First built as Buckingham House in 1703, Buckingham Palace is the most famous of all of the regal residences in London, since it is the Queen's official home.
Incredibly, the enormous building survived nine bomb attacks during the Blitz and the Queen and her father King George VI never abandoned the Palace during this time.
The Queen is not always at home however, and you can tell when she is elsewhere because the Union Jack flies above the palace in place of her own standard.
Hampton Court Palace
One of London's oldest royal palaces, Hampton Court is a baroque red brick creation, built in 1514 and famously home to the ruthless King Henry VIII. Considering what happened to his wives, it isn't much of a surprise that the place is rumoured to be haunted!
Still, it's a great location for a fun family day out with a spring tulip festival currently in full swing, a plethora of historical exhibitions for young and old alike, and come summertime a busy schedule of festivals lined up!
Said to be the Queen's favourite place to spend the weekend, Windsor Castle is quite some second home.
Dating back to the eleventh century when it was built for William the Conqueror, the majestic fortress is both the oldest and the largest occupied castle in the world.
To date, it has housed as many as 39 monarchs, many of whom spent extravagant amounts of money expanding and re-modelling the castle to their own tastes and the fashions of the era.
Well worth a visit, the castle re-opens to the public on the 17th of May.
The birthplace of Queen Victoria, Kensington Palace now plays the role of official London residence of the Duke and Duchess of Cambridge and their three children.
Large enough to be divided into several apartments, Kensington is also home to a number of other royals. Fellow family members the Duke and Duchess of Gloucester, the Duke and Duchess of Kent and also the Prince and Princess Michael of Kent also reside at the palace.
Still, the palace remains open to the public and it's restored orangery currently houses an exhibition containing Princess Diana's wedding dress. Attached to the Palace is also the Sunken Garden (pictured) which is now replanted in white in memory of Diana.
St James's Palace
A tudor palace built between 1531 and 1536 by King Henry VIII, St James ' s Palace is an important setting for much of our British History and remains a key location for royal court functions today, containing many state apartments.

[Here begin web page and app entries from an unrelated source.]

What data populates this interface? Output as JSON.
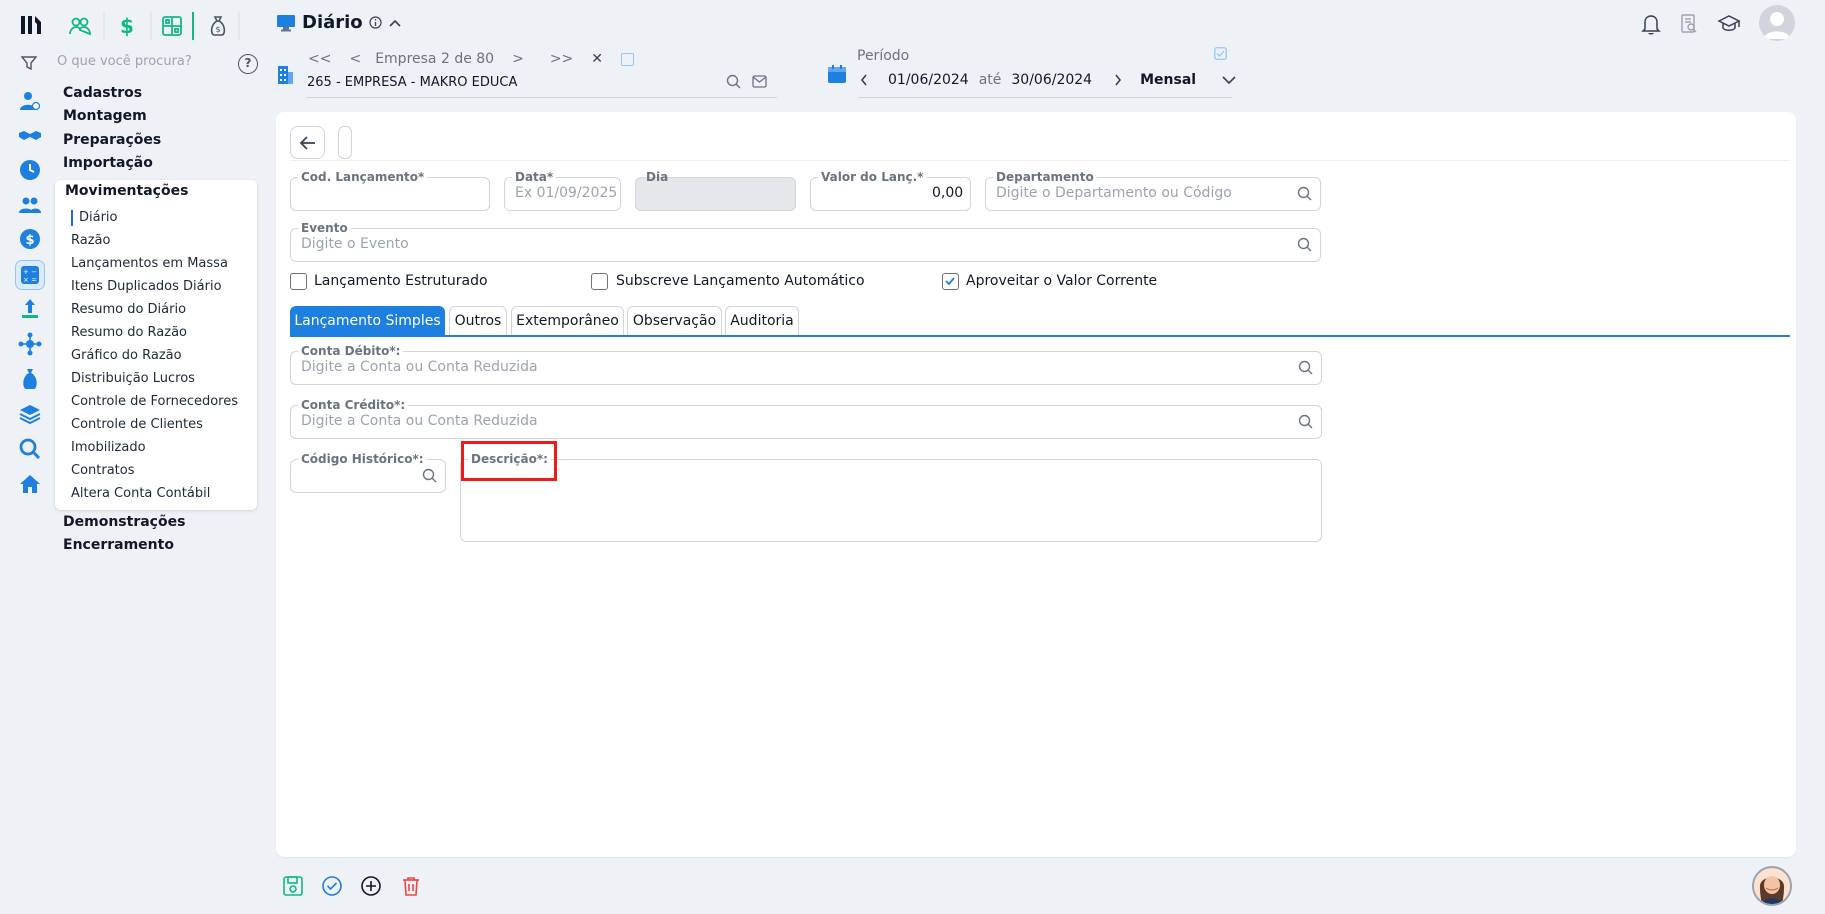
{
  "header": {
    "page_title": "Diário",
    "search_placeholder": "O que você procura?",
    "help_label": "?"
  },
  "empresa": {
    "nav_first": "<<",
    "nav_prev": "<",
    "counter": "Empresa 2 de 80",
    "nav_next": ">",
    "nav_last": ">>",
    "close": "✕",
    "name": "265 - EMPRESA - MAKRO EDUCA"
  },
  "periodo": {
    "label": "Período",
    "start": "01/06/2024",
    "sep": "até",
    "end": "30/06/2024",
    "mode": "Mensal"
  },
  "menu": {
    "groups_top": [
      "Cadastros",
      "Montagem",
      "Preparações",
      "Importação"
    ],
    "active_group": "Movimentações",
    "items": [
      "Diário",
      "Razão",
      "Lançamentos em Massa",
      "Itens Duplicados Diário",
      "Resumo do Diário",
      "Resumo do Razão",
      "Gráfico do Razão",
      "Distribuição Lucros",
      "Controle de Fornecedores",
      "Controle de Clientes",
      "Imobilizado",
      "Contratos",
      "Altera Conta Contábil"
    ],
    "groups_bottom": [
      "Demonstrações",
      "Encerramento"
    ]
  },
  "form": {
    "cod_label": "Cod. Lançamento*",
    "data_label": "Data*",
    "data_placeholder": "Ex 01/09/2025",
    "dia_label": "Dia",
    "valor_label": "Valor do Lanç.*",
    "valor_value": "0,00",
    "depto_label": "Departamento",
    "depto_placeholder": "Digite o Departamento ou Código",
    "evento_label": "Evento",
    "evento_placeholder": "Digite o Evento",
    "chk_estruturado": "Lançamento Estruturado",
    "chk_subscreve": "Subscreve Lançamento Automático",
    "chk_aproveitar": "Aproveitar o Valor Corrente",
    "conta_debito_label": "Conta Débito*:",
    "conta_debito_placeholder": "Digite a Conta ou Conta Reduzida",
    "conta_credito_label": "Conta Crédito*:",
    "conta_credito_placeholder": "Digite a Conta ou Conta Reduzida",
    "cod_hist_label": "Código Histórico*:",
    "descricao_label": "Descrição*:"
  },
  "tabs": [
    "Lançamento Simples",
    "Outros",
    "Extemporâneo",
    "Observação",
    "Auditoria"
  ],
  "colors": {
    "accent": "#1d7fe0",
    "green": "#10b981",
    "highlight": "#ef1b1b",
    "danger": "#ef4444"
  }
}
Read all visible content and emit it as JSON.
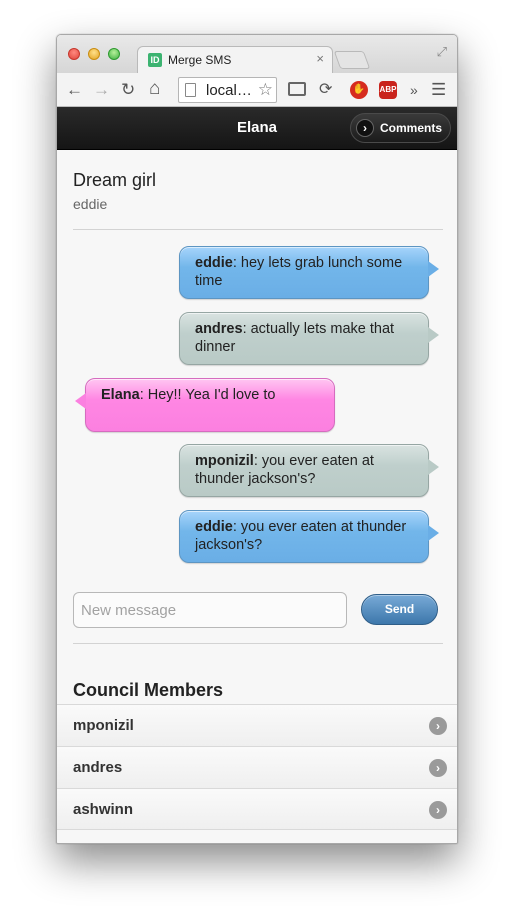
{
  "browser": {
    "tab_title": "Merge SMS",
    "tab_favicon": "ID",
    "tab_close": "×",
    "url": "local…",
    "icons": [
      "back-arrow-icon",
      "forward-arrow-icon",
      "reload-icon",
      "home-icon",
      "bookmark-star-icon",
      "cast-icon",
      "sync-icon",
      "stop-extension-icon",
      "adblock-icon",
      "overflow-icon",
      "menu-icon"
    ],
    "back": "←",
    "forward": "→",
    "reload": "↻",
    "home": "⌂",
    "star": "☆",
    "more": "»",
    "menu": "☰",
    "abp": "ABP"
  },
  "header": {
    "title": "Elana",
    "comments_label": "Comments",
    "comments_chevron": "›"
  },
  "thread": {
    "name": "Dream girl",
    "owner": "eddie"
  },
  "messages": [
    {
      "sender": "eddie",
      "text": ": hey lets grab lunch some time",
      "side": "right",
      "color": "#72b6ea"
    },
    {
      "sender": "andres",
      "text": ": actually lets make that dinner",
      "side": "right",
      "color": "#bfcfcc"
    },
    {
      "sender": "Elana",
      "text": ": Hey!! Yea I'd love to",
      "side": "left",
      "color": "#ff86e3"
    },
    {
      "sender": "mponizil",
      "text": ": you ever eaten at thunder jackson's?",
      "side": "right",
      "color": "#bfcfcc"
    },
    {
      "sender": "eddie",
      "text": ": you ever eaten at thunder jackson's?",
      "side": "right",
      "color": "#72b6ea"
    }
  ],
  "composer": {
    "placeholder": "New message",
    "value": "",
    "send_label": "Send"
  },
  "members": {
    "title": "Council Members",
    "items": [
      {
        "name": "mponizil",
        "arrow": "›"
      },
      {
        "name": "andres",
        "arrow": "›"
      },
      {
        "name": "ashwinn",
        "arrow": "›"
      }
    ]
  },
  "colors": {
    "header_bg": "#1a1a1a",
    "send_button": "#3d77ab",
    "bubble_blue": "#72b6ea",
    "bubble_gray": "#bfcfcc",
    "bubble_pink": "#ff86e3"
  }
}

Within the Palace walls lies the famous Chapel Royal in which Queen Victoria and her beloved Prince Albert were married in 1840.
In more recent times, St James's Palace has witnessed the christening of the Duke and Duchess of Cambridge's firstborn, Prince George, in 2013.

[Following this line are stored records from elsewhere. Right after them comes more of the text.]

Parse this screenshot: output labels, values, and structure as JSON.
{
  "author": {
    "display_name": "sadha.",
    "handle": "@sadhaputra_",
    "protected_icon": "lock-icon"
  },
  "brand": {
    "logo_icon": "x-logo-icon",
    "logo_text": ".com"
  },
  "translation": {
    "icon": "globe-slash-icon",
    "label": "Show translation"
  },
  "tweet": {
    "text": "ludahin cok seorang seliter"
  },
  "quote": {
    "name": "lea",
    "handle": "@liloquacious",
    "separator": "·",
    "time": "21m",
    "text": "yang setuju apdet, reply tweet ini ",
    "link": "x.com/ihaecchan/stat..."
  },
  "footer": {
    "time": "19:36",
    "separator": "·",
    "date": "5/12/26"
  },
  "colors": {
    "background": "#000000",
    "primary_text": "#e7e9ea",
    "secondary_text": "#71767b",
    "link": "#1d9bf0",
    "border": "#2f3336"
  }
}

The Palace is also now home to a number of the Royal Family, including the Princess Royal and Princess Alexandra.
Originally built between 1825 and 1827 to the credit of John Nash by order of Prince William Henry, the Duke of Clarence after which the building was named, Clarence House may not strictly be a palace, but is by no means lacking in grandeur.
Situated beside St James's, the stately house is now the official abode of the Queen's son, the Prince of Wales and Camilla, the Duchess of Cornwall having previously been the home of Queen Elizabeth the Queen Mother from 1953 to 2002 and also the Queen and the Duke of Edinburgh following their marriage.
The ground floor of Clarence House is usually open to visitors in August if you plan to visit, where it's royal art collection and lavish furnishings can be admired at leisure.
The Tower of London
One of London's most popular attractions, this royal residence has a long and somewhat bloody history. Over the years the Tower of London has served as an armed fortress, a luxurious palace and also a prison.
Many famous personages have been held captive, tortured and even executed at the White Tower throughout history, perhaps most famously Anne Boleyn during the reign of Henry VIII.
Open again on the 19th May, many come to learn about the Tower's gruesome past but the fortress is also home to the Royal Mint museum, the bedazzling crown jewels amongst the royal collection of 23,578 gemstones and of course the ever-cheerful Yeoman Warders and their friendly feathered guardians of the tower, the black ravens.